■ **PROBLEM TO WORK ON**
Your answer should be the lines of the material that include the word "usaba".
Segment Open
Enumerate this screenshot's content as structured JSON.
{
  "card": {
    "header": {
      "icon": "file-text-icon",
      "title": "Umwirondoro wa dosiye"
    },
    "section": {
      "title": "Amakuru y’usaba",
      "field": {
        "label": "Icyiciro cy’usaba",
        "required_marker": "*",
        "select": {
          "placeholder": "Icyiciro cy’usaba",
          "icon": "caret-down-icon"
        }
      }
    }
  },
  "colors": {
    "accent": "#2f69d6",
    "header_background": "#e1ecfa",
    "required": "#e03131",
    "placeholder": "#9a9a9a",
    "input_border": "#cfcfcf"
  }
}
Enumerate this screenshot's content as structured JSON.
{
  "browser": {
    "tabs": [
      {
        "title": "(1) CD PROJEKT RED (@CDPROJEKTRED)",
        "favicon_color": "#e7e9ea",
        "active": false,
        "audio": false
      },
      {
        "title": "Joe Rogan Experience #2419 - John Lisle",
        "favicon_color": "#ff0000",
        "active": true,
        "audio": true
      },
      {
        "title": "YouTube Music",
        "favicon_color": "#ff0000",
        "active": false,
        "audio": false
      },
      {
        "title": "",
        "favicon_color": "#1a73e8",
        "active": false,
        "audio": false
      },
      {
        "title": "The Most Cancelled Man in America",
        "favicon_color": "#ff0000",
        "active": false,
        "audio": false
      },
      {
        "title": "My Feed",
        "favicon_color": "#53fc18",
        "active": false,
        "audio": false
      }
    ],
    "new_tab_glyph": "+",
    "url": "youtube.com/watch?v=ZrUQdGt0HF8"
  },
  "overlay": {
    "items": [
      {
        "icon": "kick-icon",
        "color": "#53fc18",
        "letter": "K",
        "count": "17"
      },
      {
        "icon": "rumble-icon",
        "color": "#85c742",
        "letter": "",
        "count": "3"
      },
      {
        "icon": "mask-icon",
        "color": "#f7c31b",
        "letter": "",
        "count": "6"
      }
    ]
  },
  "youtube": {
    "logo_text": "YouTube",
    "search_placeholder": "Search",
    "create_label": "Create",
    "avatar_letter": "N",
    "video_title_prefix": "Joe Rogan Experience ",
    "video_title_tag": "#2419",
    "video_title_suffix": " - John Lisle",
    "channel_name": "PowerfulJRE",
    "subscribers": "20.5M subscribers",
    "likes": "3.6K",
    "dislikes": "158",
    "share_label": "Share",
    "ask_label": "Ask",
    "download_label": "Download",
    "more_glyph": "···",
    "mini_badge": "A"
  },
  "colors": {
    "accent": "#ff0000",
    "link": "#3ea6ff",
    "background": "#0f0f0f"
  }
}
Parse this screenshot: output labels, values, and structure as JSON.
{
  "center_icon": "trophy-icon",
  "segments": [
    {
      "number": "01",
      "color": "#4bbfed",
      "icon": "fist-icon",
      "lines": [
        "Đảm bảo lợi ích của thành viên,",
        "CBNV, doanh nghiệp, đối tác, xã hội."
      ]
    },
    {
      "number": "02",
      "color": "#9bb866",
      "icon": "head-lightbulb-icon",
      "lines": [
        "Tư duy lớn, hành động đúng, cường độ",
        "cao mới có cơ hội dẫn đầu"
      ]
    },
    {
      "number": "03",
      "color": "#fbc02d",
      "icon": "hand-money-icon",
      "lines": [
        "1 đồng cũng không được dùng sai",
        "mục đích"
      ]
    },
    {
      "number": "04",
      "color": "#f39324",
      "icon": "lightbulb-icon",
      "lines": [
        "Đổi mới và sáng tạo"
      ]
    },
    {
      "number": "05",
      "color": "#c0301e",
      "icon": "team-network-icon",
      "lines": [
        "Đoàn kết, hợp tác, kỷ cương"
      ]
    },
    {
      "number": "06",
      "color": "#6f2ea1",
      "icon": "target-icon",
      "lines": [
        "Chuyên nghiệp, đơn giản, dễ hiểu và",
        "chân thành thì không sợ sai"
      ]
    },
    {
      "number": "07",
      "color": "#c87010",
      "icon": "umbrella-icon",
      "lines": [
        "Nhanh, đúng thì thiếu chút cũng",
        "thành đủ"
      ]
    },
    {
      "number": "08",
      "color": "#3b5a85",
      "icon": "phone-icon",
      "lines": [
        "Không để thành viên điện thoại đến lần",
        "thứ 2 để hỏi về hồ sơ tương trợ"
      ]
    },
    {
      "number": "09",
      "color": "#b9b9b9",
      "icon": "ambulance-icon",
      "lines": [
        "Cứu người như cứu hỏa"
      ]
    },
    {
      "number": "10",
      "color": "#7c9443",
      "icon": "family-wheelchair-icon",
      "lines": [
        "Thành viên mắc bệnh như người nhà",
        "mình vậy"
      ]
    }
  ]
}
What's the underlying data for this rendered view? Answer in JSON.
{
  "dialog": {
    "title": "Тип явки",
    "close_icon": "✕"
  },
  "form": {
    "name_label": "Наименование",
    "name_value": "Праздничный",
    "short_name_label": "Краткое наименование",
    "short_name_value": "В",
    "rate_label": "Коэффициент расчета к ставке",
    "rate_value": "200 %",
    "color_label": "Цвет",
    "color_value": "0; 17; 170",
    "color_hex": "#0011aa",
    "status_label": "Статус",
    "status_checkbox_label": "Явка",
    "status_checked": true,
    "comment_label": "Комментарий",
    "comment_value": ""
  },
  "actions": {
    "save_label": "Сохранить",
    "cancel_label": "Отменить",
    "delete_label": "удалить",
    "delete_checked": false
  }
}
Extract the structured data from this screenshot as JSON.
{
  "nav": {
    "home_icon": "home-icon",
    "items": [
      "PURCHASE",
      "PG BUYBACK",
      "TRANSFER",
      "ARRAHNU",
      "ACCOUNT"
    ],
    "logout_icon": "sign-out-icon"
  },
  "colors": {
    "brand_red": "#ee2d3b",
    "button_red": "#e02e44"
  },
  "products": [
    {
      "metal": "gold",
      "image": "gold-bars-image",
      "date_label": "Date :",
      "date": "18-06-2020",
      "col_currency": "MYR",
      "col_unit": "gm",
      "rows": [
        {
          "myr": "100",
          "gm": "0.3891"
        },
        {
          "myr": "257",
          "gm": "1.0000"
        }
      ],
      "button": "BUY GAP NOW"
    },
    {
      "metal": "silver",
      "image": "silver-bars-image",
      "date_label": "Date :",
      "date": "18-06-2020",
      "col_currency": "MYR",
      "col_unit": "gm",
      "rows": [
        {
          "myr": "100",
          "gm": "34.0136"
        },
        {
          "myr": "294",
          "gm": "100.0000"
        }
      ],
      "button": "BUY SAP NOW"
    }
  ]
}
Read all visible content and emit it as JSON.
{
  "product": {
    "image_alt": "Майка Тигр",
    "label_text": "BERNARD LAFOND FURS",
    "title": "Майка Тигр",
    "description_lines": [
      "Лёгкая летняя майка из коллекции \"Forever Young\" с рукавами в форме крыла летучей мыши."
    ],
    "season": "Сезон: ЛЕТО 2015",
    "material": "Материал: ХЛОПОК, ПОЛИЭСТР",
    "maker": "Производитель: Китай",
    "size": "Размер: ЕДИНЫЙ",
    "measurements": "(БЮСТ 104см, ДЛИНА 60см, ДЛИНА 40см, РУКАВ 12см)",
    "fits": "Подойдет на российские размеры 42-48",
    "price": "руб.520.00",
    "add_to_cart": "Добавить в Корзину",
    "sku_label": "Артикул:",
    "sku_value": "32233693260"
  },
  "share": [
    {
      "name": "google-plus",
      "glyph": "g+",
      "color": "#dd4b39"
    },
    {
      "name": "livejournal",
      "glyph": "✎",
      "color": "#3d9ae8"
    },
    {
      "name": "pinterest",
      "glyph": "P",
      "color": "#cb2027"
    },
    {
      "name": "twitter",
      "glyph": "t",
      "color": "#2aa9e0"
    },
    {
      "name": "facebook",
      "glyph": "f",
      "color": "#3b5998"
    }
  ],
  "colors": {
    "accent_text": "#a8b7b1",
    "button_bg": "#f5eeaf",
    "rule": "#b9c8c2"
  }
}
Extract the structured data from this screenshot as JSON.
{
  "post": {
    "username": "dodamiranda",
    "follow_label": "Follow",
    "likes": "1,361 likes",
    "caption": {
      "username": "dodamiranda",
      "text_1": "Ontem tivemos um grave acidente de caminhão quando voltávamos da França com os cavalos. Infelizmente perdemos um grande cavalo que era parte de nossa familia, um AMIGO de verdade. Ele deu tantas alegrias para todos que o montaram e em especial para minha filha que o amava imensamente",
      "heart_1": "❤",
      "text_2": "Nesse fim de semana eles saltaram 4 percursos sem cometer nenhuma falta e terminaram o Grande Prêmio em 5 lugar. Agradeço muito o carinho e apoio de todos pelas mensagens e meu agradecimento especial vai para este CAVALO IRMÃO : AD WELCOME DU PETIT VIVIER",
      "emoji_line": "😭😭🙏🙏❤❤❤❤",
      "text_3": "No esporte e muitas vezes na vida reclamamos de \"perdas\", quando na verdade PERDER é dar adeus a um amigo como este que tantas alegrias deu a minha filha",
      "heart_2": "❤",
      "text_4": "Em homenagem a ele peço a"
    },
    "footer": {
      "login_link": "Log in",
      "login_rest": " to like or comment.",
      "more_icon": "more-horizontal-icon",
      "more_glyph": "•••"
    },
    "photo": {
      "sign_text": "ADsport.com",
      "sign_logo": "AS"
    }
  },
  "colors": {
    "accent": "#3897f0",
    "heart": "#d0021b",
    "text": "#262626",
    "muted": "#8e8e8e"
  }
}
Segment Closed
■ **RESPONSE BELOW**
      "title": "Amakuru y’usaba",
        "label": "Icyiciro cy’usaba",
          "placeholder": "Icyiciro cy’usaba",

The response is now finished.